▶ **Task to complete**: Print out the entries, word for word.

----

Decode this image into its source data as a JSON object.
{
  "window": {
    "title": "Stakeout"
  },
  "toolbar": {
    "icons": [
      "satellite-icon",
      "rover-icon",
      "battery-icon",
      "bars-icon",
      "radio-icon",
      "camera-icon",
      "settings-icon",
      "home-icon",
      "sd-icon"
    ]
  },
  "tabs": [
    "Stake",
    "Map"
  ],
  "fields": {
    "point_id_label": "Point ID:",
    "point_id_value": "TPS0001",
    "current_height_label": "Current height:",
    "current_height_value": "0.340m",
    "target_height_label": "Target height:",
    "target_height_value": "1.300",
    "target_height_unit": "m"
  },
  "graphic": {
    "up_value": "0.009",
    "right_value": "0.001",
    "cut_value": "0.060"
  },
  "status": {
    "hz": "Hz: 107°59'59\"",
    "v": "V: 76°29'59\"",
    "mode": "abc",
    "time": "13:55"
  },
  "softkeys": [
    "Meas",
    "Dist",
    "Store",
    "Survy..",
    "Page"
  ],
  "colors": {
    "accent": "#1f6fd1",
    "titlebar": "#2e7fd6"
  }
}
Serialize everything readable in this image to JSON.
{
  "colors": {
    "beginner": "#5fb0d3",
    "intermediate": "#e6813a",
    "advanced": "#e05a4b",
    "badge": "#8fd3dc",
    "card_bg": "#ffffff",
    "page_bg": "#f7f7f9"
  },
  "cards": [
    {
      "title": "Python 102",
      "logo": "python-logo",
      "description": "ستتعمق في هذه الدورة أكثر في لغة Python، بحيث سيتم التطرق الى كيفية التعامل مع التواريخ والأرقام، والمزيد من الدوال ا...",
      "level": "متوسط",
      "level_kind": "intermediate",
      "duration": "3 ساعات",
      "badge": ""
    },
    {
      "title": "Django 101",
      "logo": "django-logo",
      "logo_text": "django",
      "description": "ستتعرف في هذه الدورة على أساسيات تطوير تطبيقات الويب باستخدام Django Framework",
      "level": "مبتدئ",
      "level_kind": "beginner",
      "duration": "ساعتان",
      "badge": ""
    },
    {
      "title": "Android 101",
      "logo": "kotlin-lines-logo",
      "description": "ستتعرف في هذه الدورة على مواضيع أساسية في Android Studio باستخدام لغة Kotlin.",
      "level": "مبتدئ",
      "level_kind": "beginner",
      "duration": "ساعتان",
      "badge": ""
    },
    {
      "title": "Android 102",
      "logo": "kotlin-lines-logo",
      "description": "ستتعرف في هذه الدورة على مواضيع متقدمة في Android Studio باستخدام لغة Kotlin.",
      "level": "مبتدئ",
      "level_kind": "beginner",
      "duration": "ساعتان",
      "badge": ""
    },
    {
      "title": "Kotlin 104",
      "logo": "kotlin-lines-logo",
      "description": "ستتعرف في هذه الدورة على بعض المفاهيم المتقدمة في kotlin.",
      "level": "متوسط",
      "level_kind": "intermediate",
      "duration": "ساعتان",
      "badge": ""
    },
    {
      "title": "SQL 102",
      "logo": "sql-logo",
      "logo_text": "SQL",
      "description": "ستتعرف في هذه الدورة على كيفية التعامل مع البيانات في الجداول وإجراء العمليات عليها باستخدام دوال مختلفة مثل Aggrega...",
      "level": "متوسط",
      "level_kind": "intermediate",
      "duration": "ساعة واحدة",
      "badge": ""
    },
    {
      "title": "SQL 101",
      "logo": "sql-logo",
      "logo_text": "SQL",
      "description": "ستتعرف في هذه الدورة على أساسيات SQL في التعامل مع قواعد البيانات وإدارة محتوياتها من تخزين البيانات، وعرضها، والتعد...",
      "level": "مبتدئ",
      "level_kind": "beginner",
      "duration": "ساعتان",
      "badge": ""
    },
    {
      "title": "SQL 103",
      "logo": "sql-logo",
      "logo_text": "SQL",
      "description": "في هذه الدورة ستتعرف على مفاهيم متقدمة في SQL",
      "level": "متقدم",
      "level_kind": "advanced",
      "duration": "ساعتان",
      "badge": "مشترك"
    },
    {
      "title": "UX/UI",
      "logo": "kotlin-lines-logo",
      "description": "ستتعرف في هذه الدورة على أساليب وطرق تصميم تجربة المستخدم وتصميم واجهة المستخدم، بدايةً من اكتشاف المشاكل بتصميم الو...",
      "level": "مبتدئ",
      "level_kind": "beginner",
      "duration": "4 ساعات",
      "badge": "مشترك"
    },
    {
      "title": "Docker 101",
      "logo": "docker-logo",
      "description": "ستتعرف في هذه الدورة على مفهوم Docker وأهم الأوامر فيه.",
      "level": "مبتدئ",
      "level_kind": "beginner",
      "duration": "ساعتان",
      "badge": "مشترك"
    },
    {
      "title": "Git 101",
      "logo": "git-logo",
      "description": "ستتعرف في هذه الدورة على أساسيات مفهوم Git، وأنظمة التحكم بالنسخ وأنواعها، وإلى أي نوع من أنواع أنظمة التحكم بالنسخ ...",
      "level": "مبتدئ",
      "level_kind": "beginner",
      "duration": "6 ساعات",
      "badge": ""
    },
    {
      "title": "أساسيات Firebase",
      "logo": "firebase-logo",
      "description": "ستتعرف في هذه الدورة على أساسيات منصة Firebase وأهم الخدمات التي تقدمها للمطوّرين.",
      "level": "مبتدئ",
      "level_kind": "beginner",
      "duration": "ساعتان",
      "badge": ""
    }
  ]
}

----

▶ **Completed exercise**:
Decode this image into its source data as a JSON object.
{
  "window": {
    "title": "Stakeout"
  },
  "toolbar": {
    "icons": [
      "satellite-icon",
      "rover-icon",
      "battery-icon",
      "bars-icon",
      "radio-icon",
      "camera-icon",
      "settings-icon",
      "home-icon",
      "sd-icon"
    ]
  },
  "tabs": [
    "Stake",
    "Map"
  ],
  "fields": {
    "point_id_label": "Point ID:",
    "point_id_value": "TPS0001",
    "current_height_label": "Current height:",
    "current_height_value": "0.340m",
    "target_height_label": "Target height:",
    "target_height_value": "1.300",
    "target_height_unit": "m"
  },
  "graphic": {
    "up_value": "0.009",
    "right_value": "0.001",
    "cut_value": "0.060"
  },
  "status": {
    "hz": "Hz: 107°59'59\"",
    "v": "V: 76°29'59\"",
    "mode": "abc",
    "time": "13:55"
  },
  "softkeys": [
    "Meas",
    "Dist",
    "Store",
    "Survy..",
    "Page"
  ],
  "colors": {
    "accent": "#1f6fd1",
    "titlebar": "#2e7fd6"
  }
}
Serialize everything readable in this image to JSON.
{
  "colors": {
    "beginner": "#5fb0d3",
    "intermediate": "#e6813a",
    "advanced": "#e05a4b",
    "badge": "#8fd3dc",
    "card_bg": "#ffffff",
    "page_bg": "#f7f7f9"
  },
  "cards": [
    {
      "title": "Python 102",
      "logo": "python-logo",
      "description": "ستتعمق في هذه الدورة أكثر في لغة Python، بحيث سيتم التطرق الى كيفية التعامل مع التواريخ والأرقام، والمزيد من الدوال ا...",
      "level": "متوسط",
      "level_kind": "intermediate",
      "duration": "3 ساعات",
      "badge": ""
    },
    {
      "title": "Django 101",
      "logo": "django-logo",
      "logo_text": "django",
      "description": "ستتعرف في هذه الدورة على أساسيات تطوير تطبيقات الويب باستخدام Django Framework",
      "level": "مبتدئ",
      "level_kind": "beginner",
      "duration": "ساعتان",
      "badge": ""
    },
    {
      "title": "Android 101",
      "logo": "kotlin-lines-logo",
      "description": "ستتعرف في هذه الدورة على مواضيع أساسية في Android Studio باستخدام لغة Kotlin.",
      "level": "مبتدئ",
      "level_kind": "beginner",
      "duration": "ساعتان",
      "badge": ""
    },
    {
      "title": "Android 102",
      "logo": "kotlin-lines-logo",
      "description": "ستتعرف في هذه الدورة على مواضيع متقدمة في Android Studio باستخدام لغة Kotlin.",
      "level": "مبتدئ",
      "level_kind": "beginner",
      "duration": "ساعتان",
      "badge": ""
    },
    {
      "title": "Kotlin 104",
      "logo": "kotlin-lines-logo",
      "description": "ستتعرف في هذه الدورة على بعض المفاهيم المتقدمة في kotlin.",
      "level": "متوسط",
      "level_kind": "intermediate",
      "duration": "ساعتان",
      "badge": ""
    },
    {
      "title": "SQL 102",
      "logo": "sql-logo",
      "logo_text": "SQL",
      "description": "ستتعرف في هذه الدورة على كيفية التعامل مع البيانات في الجداول وإجراء العمليات عليها باستخدام دوال مختلفة مثل Aggrega...",
      "level": "متوسط",
      "level_kind": "intermediate",
      "duration": "ساعة واحدة",
      "badge": ""
    },
    {
      "title": "SQL 101",
      "logo": "sql-logo",
      "logo_text": "SQL",
      "description": "ستتعرف في هذه الدورة على أساسيات SQL في التعامل مع قواعد البيانات وإدارة محتوياتها من تخزين البيانات، وعرضها، والتعد...",
      "level": "مبتدئ",
      "level_kind": "beginner",
      "duration": "ساعتان",
      "badge": ""
    },
    {
      "title": "SQL 103",
      "logo": "sql-logo",
      "logo_text": "SQL",
      "description": "في هذه الدورة ستتعرف على مفاهيم متقدمة في SQL",
      "level": "متقدم",
      "level_kind": "advanced",
      "duration": "ساعتان",
      "badge": "مشترك"
    },
    {
      "title": "UX/UI",
      "logo": "kotlin-lines-logo",
      "description": "ستتعرف في هذه الدورة على أساليب وطرق تصميم تجربة المستخدم وتصميم واجهة المستخدم، بدايةً من اكتشاف المشاكل بتصميم الو...",
      "level": "مبتدئ",
      "level_kind": "beginner",
      "duration": "4 ساعات",
      "badge": "مشترك"
    },
    {
      "title": "Docker 101",
      "logo": "docker-logo",
      "description": "ستتعرف في هذه الدورة على مفهوم Docker وأهم الأوامر فيه.",
      "level": "مبتدئ",
      "level_kind": "beginner",
      "duration": "ساعتان",
      "badge": "مشترك"
    },
    {
      "title": "Git 101",
      "logo": "git-logo",
      "description": "ستتعرف في هذه الدورة على أساسيات مفهوم Git، وأنظمة التحكم بالنسخ وأنواعها، وإلى أي نوع من أنواع أنظمة التحكم بالنسخ ...",
      "level": "مبتدئ",
      "level_kind": "beginner",
      "duration": "6 ساعات",
      "badge": ""
    },
    {
      "title": "أساسيات Firebase",
      "logo": "firebase-logo",
      "description": "ستتعرف في هذه الدورة على أساسيات منصة Firebase وأهم الخدمات التي تقدمها للمطوّرين.",
      "level": "مبتدئ",
      "level_kind": "beginner",
      "duration": "ساعتان",
      "badge": ""
    }
  ]
}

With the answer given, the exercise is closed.